- _TASK DETAILS_: Select every line containing the word "selection" from the material, and copy those lines.

- _SUPPLIED RECORDS_:
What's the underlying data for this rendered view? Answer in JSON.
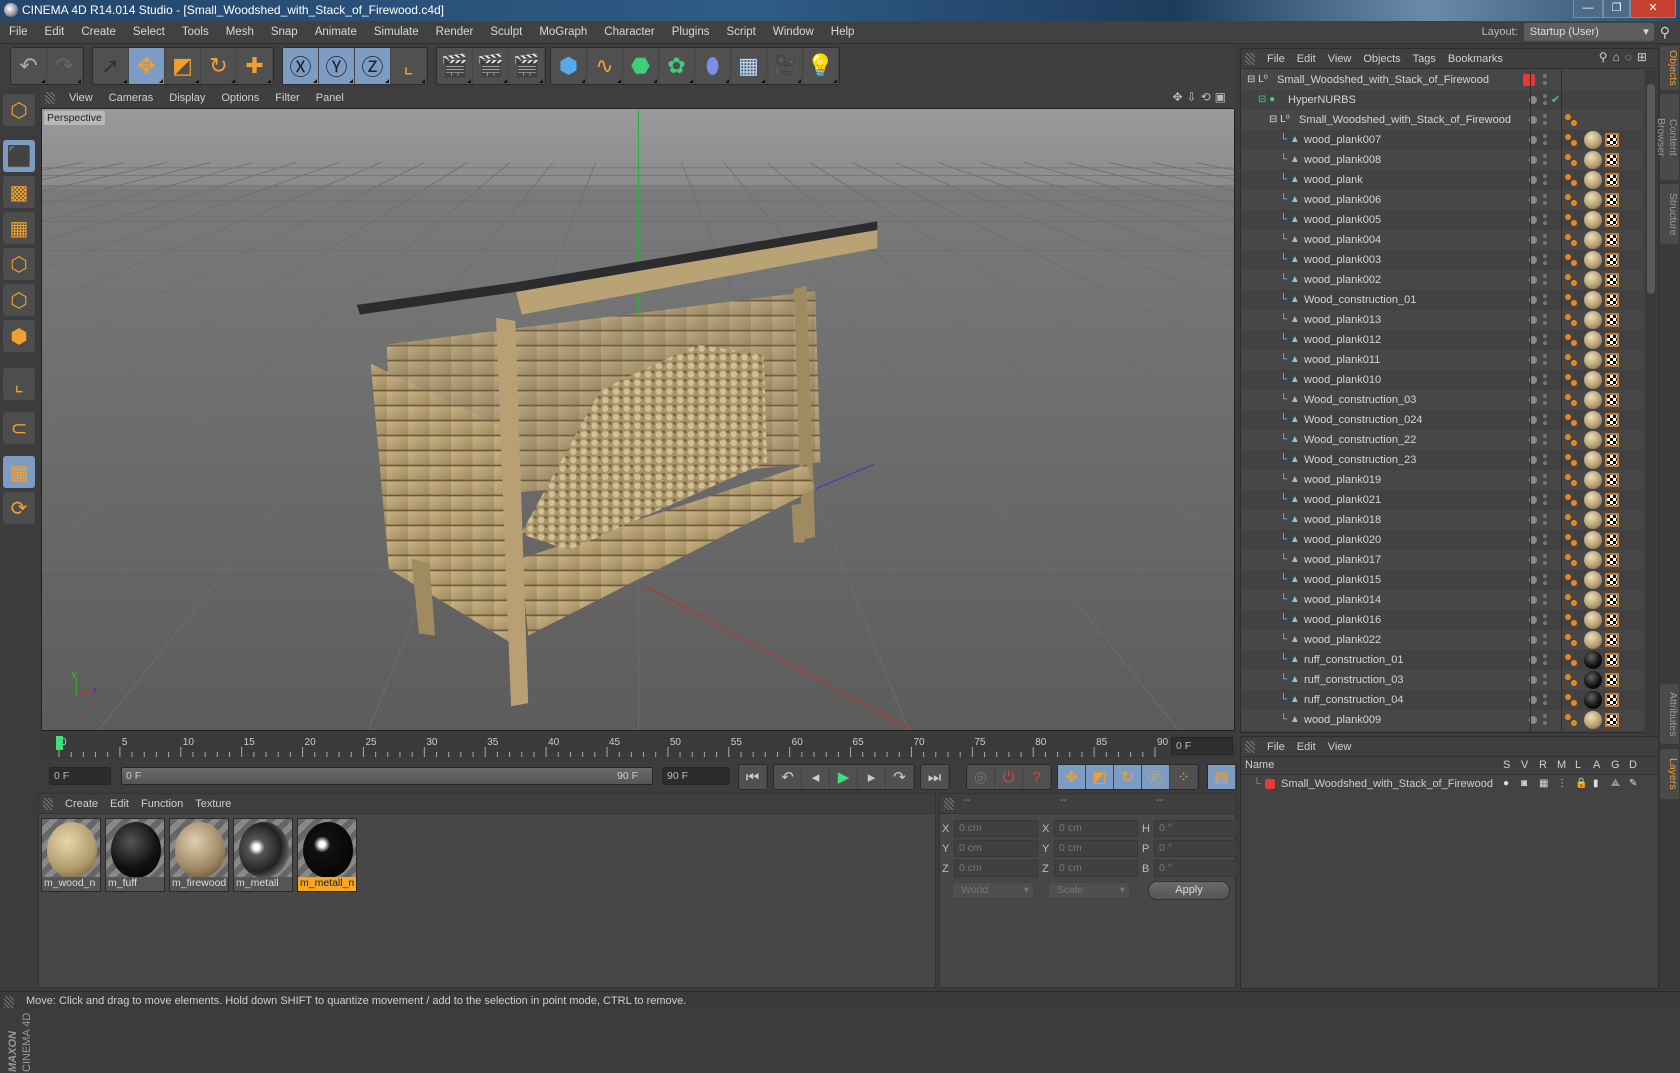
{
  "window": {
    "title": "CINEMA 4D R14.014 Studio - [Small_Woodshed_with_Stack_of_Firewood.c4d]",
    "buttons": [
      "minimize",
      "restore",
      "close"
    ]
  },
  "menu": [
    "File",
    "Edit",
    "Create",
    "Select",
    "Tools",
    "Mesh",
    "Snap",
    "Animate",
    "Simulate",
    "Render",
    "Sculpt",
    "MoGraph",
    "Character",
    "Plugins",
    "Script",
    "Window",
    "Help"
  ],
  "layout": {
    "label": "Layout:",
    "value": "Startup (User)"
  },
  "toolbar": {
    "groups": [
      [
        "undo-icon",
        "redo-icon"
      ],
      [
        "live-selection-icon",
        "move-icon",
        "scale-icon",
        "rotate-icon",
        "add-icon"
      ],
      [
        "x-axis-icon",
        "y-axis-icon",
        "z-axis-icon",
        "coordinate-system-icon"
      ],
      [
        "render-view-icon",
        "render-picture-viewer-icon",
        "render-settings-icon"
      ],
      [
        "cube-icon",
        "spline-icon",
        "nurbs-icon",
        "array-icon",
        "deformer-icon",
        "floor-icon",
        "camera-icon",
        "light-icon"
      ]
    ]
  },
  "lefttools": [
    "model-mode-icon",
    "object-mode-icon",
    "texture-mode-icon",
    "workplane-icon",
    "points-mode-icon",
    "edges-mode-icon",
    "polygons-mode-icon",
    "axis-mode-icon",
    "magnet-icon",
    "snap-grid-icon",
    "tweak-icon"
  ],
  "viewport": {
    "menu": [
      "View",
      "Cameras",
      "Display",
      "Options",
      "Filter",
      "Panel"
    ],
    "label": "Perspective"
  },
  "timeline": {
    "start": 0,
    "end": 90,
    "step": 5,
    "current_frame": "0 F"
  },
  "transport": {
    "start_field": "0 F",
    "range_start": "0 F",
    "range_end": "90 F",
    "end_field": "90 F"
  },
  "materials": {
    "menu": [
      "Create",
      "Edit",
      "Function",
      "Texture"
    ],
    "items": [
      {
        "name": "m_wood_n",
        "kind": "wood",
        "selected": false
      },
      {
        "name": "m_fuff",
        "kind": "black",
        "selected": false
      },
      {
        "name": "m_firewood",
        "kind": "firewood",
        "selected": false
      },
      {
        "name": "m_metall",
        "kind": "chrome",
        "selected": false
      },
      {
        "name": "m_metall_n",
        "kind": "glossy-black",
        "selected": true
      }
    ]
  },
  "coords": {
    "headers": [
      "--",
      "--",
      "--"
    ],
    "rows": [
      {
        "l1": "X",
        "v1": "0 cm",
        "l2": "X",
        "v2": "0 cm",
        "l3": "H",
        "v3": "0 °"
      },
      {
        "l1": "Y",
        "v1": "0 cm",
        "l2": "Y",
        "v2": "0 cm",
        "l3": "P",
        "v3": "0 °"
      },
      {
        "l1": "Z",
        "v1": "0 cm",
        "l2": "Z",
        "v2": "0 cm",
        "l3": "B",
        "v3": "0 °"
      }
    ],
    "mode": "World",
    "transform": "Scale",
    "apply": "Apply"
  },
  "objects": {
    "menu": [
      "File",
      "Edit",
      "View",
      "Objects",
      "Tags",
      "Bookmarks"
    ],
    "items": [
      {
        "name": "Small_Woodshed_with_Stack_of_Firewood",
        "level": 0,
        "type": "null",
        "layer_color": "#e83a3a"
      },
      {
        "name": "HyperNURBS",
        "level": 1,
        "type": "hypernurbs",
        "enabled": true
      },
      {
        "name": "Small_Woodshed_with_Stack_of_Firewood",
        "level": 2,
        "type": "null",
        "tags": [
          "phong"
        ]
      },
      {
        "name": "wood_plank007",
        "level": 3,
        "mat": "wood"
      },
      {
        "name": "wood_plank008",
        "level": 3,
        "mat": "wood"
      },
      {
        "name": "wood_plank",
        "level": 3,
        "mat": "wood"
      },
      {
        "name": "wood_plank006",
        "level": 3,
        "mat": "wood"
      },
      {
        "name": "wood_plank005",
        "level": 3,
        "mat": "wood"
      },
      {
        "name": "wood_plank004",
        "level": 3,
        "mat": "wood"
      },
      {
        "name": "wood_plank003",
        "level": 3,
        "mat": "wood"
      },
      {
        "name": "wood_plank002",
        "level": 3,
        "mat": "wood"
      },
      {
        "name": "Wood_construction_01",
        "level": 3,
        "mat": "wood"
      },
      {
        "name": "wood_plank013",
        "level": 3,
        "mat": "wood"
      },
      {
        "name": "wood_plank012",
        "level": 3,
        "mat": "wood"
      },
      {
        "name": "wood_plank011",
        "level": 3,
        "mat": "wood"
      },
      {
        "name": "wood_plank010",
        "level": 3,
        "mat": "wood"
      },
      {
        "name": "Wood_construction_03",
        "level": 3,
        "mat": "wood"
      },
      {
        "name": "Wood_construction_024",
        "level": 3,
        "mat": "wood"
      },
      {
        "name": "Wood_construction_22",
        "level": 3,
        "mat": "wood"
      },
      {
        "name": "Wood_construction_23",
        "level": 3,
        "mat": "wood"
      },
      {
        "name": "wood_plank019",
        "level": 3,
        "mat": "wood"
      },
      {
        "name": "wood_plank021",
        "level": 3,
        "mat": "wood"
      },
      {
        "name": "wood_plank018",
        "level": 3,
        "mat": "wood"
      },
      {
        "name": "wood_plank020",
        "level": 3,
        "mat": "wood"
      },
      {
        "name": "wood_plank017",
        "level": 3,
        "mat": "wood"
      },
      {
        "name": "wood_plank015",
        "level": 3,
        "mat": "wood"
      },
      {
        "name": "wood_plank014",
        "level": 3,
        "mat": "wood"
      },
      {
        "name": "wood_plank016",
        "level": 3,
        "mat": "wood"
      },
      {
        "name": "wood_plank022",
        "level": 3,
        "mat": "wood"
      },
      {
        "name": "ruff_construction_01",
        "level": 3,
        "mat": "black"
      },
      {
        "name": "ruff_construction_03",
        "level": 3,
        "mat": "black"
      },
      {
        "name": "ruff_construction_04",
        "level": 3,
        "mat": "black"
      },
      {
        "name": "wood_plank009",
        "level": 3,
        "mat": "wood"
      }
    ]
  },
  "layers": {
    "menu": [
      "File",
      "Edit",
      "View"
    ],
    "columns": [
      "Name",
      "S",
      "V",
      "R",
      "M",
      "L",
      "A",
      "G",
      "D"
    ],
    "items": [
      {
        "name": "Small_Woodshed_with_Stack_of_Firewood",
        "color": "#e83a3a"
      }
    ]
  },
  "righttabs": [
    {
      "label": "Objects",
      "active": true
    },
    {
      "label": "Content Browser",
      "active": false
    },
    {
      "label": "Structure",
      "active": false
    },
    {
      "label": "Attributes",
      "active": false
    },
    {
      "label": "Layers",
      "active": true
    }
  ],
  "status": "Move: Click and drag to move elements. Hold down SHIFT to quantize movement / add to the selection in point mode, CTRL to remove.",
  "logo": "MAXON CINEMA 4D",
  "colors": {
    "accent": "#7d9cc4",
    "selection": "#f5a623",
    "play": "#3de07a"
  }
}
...
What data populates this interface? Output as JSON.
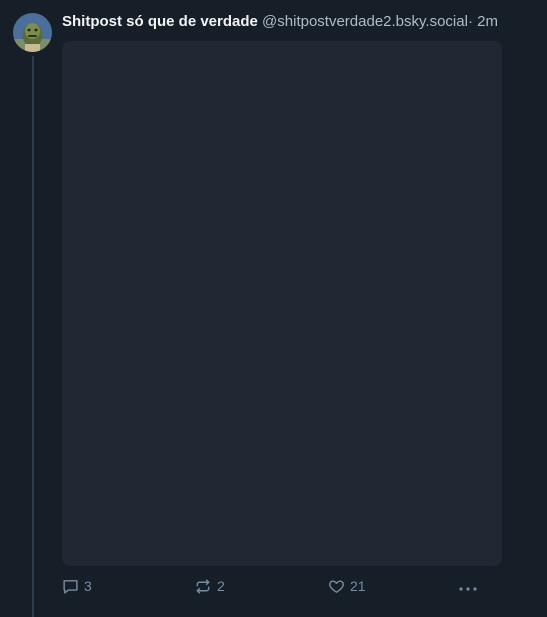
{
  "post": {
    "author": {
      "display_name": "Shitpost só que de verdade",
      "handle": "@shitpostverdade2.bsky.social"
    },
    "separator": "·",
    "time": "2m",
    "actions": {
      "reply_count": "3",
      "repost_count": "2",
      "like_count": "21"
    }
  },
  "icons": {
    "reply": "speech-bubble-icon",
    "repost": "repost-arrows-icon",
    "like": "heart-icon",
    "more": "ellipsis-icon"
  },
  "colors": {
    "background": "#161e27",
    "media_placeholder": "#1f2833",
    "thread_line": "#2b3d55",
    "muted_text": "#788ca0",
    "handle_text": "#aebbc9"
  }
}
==
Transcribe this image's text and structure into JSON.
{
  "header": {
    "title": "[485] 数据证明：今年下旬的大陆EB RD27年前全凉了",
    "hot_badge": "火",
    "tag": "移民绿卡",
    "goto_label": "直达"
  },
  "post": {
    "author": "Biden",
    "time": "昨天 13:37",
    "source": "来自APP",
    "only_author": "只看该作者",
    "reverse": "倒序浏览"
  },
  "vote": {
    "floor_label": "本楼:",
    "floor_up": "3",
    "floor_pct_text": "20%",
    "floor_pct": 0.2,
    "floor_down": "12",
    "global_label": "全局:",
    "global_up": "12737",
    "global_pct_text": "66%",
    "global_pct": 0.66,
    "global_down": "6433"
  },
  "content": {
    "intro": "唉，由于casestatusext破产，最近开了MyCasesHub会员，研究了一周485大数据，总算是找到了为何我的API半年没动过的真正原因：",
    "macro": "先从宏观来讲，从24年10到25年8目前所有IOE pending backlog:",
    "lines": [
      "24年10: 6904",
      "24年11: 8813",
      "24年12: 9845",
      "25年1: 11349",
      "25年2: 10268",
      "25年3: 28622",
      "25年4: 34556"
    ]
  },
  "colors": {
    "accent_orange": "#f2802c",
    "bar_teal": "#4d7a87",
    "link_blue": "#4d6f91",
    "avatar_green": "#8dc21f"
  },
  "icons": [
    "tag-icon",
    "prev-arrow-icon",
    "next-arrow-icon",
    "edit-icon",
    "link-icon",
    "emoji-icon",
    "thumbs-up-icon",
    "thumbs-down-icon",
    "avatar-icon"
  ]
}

- _RESULT BELOW_:
        "live-selection-icon",
  "status": "Move: Click and drag to move elements. Hold down SHIFT to quantize movement / add to the selection in point mode, CTRL to remove.",
    "selection": "#f5a623",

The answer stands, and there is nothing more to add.